- **What the exercise asks**: What lines of the data below hold the string "JSON"? Copy each one out.

- **Provided records**:

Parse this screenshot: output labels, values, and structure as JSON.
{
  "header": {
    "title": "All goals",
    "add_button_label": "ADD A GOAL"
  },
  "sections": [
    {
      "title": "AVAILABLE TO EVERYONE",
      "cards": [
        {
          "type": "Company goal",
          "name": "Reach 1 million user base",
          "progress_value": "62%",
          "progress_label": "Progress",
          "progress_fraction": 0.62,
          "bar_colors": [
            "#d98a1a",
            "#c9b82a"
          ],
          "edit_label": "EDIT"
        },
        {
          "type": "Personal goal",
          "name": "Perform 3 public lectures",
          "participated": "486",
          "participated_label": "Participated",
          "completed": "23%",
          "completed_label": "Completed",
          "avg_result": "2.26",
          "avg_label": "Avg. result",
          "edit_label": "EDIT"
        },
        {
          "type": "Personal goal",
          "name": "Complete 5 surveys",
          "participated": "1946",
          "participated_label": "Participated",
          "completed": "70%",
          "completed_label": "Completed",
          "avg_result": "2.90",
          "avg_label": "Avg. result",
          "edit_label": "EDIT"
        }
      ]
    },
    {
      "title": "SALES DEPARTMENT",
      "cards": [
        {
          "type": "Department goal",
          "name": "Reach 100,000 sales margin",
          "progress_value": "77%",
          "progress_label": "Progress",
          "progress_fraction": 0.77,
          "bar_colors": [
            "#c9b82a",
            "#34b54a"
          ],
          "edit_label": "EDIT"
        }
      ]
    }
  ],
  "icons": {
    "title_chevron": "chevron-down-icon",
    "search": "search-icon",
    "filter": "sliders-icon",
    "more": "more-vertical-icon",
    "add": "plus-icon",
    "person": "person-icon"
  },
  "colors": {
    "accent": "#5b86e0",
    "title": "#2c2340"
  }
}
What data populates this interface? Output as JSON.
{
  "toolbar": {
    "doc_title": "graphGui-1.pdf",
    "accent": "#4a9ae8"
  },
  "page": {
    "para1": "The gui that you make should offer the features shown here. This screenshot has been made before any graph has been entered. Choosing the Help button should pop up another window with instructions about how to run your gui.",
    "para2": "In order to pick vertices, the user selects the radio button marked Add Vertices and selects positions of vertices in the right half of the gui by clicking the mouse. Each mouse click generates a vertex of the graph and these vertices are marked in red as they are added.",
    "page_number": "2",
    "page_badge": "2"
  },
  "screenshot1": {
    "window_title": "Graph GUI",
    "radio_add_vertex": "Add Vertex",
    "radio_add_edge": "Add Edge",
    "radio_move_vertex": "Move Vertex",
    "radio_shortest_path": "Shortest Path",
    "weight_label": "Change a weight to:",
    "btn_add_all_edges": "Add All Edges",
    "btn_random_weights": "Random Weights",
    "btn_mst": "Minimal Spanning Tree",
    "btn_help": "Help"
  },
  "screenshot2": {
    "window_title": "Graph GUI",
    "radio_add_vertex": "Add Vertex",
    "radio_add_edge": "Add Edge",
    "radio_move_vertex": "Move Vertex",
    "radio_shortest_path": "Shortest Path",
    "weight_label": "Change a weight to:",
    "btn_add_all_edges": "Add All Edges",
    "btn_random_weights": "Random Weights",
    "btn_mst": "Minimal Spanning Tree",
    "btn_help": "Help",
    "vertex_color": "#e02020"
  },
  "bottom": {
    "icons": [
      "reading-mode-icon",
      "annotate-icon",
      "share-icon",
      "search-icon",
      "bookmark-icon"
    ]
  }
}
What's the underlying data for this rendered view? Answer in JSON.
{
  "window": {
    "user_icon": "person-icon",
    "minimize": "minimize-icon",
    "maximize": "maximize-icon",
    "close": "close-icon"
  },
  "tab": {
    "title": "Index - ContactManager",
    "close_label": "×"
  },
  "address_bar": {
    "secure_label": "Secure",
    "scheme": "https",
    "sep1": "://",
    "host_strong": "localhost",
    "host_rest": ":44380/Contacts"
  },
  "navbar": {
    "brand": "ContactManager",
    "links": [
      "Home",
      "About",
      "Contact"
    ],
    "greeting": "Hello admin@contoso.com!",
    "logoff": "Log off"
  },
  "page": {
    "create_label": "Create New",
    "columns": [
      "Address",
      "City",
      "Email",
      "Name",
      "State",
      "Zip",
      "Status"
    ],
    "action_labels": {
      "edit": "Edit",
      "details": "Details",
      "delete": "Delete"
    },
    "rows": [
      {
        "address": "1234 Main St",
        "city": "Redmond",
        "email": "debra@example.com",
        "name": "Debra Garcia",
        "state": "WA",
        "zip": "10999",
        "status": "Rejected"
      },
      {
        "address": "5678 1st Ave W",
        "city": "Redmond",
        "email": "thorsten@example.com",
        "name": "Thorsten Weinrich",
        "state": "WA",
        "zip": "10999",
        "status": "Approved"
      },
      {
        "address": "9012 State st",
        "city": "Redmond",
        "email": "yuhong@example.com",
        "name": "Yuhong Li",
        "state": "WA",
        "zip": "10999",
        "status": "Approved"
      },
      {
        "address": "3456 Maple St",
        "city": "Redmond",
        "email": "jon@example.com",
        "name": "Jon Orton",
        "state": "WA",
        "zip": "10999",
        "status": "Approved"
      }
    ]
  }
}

- **Output**:
Parse this screenshot: output labels, values, and structure as JSON.
What data populates this interface? Output as JSON.
What's the underlying data for this rendered view? Answer in JSON.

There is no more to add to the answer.